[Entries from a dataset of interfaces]
------------------------------------------------------------

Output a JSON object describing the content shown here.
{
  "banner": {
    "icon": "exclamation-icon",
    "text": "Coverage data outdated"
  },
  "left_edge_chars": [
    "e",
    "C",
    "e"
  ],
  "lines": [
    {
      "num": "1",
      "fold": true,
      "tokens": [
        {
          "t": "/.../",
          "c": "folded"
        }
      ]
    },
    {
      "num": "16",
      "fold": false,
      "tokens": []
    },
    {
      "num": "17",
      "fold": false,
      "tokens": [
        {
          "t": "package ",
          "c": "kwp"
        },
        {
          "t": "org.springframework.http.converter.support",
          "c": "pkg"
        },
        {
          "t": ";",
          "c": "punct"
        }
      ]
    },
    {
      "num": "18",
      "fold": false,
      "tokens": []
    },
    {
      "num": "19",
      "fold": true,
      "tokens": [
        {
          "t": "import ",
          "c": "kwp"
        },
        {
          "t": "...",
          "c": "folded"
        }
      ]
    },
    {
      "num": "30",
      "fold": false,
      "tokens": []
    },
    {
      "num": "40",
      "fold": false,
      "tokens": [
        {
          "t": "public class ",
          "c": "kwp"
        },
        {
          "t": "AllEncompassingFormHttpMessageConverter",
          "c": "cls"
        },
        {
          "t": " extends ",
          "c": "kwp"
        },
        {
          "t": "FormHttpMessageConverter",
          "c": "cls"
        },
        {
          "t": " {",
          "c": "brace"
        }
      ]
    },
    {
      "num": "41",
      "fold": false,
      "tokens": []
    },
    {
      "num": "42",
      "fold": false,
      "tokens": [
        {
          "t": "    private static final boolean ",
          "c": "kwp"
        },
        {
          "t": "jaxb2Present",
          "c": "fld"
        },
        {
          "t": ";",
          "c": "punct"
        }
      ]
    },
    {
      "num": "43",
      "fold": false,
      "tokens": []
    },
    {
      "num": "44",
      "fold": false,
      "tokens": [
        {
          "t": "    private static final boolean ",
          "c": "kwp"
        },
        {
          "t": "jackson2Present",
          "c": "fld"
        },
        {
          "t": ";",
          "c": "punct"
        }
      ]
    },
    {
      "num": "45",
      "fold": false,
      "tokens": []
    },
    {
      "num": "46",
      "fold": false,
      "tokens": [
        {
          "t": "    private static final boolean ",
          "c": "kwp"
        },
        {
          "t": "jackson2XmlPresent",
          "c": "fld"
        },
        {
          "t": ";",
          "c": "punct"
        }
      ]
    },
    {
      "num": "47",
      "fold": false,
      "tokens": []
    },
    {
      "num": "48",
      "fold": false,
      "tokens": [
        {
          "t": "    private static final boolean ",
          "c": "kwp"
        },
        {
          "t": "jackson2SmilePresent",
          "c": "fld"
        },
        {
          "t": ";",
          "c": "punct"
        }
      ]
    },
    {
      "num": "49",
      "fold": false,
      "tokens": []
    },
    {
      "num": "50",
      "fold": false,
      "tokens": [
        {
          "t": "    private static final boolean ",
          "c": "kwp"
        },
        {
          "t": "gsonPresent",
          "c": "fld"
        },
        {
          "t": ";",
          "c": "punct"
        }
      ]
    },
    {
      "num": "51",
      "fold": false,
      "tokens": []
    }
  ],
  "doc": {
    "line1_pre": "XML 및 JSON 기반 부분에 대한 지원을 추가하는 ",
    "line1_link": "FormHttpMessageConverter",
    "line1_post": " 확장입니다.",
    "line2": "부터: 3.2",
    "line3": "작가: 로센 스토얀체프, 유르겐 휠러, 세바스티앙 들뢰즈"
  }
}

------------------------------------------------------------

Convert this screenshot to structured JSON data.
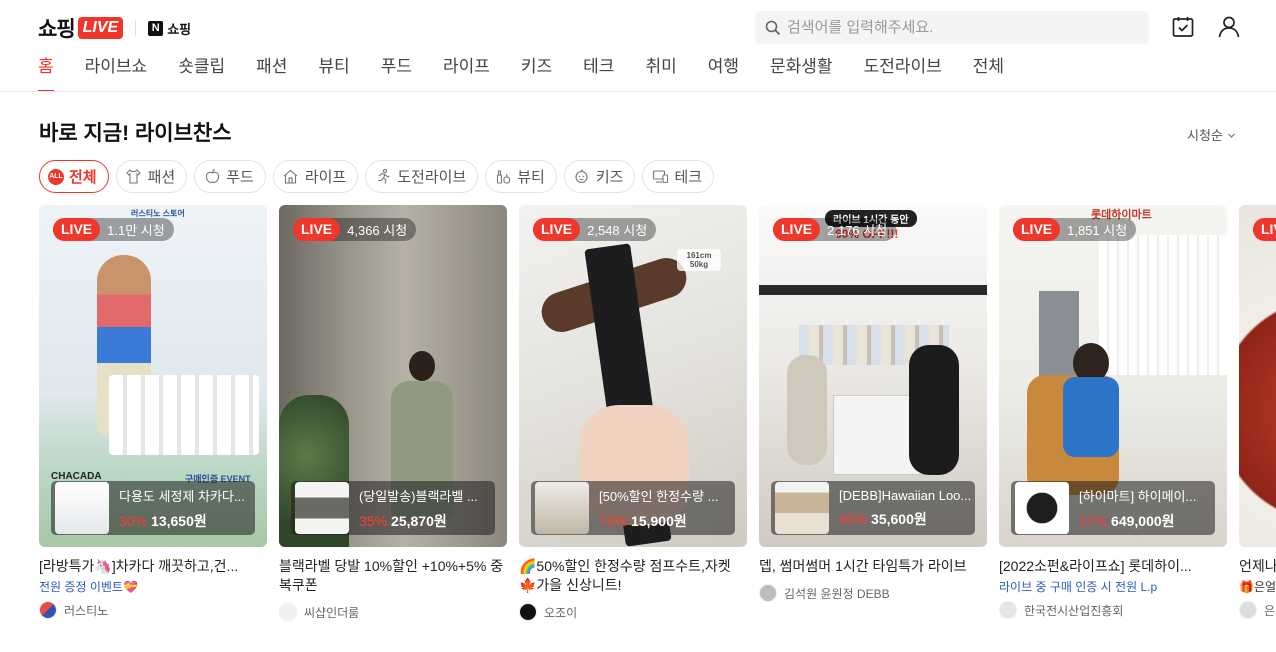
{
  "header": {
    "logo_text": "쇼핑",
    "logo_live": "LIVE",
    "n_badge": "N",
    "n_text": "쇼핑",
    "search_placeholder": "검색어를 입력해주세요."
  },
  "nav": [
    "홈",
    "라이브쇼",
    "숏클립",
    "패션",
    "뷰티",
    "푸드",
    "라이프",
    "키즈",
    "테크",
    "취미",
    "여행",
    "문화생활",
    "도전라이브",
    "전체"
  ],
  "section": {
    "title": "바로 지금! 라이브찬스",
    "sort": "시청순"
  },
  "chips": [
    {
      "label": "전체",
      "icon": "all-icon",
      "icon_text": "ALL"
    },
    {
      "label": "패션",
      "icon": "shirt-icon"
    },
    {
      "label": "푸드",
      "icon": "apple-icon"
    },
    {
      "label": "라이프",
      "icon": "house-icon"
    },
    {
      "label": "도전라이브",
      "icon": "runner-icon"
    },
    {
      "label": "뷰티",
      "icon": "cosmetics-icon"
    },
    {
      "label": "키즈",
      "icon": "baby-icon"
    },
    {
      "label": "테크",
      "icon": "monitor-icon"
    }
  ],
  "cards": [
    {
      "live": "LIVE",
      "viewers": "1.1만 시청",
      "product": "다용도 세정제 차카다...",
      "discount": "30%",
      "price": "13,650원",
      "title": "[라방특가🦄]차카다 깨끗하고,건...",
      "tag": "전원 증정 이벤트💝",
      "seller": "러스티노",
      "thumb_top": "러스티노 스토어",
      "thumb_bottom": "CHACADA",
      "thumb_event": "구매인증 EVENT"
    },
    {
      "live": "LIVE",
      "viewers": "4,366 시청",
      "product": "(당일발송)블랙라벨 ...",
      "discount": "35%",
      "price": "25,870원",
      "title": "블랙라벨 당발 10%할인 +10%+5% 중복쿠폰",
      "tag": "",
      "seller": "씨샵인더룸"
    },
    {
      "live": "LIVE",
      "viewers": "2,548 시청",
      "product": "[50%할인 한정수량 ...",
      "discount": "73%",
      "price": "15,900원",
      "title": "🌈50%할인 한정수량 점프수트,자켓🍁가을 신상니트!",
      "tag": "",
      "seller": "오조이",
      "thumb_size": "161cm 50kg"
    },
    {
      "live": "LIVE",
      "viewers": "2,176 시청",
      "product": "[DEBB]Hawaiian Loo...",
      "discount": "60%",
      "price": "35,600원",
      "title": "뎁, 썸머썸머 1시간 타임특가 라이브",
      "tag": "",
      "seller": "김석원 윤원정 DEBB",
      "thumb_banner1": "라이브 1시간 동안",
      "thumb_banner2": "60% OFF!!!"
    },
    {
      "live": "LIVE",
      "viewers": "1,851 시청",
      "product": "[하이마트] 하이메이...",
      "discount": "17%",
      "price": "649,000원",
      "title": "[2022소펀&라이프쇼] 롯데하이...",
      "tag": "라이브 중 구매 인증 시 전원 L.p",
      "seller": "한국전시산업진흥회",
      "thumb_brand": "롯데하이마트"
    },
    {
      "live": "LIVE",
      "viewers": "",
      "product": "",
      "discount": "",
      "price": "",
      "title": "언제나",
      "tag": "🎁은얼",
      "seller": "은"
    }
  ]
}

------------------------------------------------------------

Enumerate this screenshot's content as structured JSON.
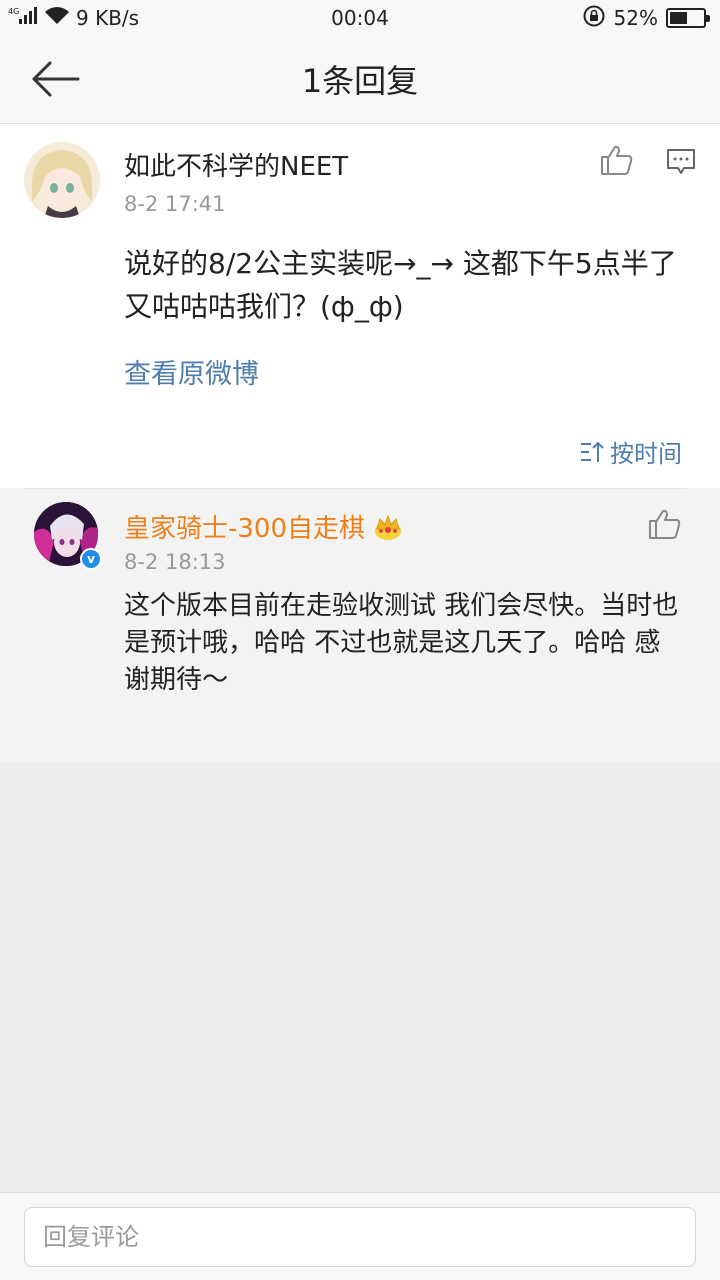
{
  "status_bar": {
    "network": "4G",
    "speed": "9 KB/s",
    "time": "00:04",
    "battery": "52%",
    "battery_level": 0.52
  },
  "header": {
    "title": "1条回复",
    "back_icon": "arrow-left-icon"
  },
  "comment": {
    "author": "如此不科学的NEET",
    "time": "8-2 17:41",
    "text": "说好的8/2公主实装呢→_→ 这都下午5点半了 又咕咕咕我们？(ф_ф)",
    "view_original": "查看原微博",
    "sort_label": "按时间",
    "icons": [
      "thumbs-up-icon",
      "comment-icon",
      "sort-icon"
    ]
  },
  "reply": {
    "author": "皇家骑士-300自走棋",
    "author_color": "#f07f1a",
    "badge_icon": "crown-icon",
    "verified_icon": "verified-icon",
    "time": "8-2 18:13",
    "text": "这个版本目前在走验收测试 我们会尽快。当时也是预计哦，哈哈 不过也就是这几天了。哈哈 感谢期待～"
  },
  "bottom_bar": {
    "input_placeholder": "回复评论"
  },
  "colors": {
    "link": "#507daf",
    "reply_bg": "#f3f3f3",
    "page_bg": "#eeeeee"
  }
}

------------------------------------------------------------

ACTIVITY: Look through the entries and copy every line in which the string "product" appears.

SOLUTION TO THIS PROBLEM:
      "product": "다용도 세정제 차카다...",
      "product": "(당일발송)블랙라벨 ...",
      "product": "[50%할인 한정수량 ...",
      "product": "[DEBB]Hawaiian Loo...",
      "product": "[하이마트] 하이메이...",
      "product": "",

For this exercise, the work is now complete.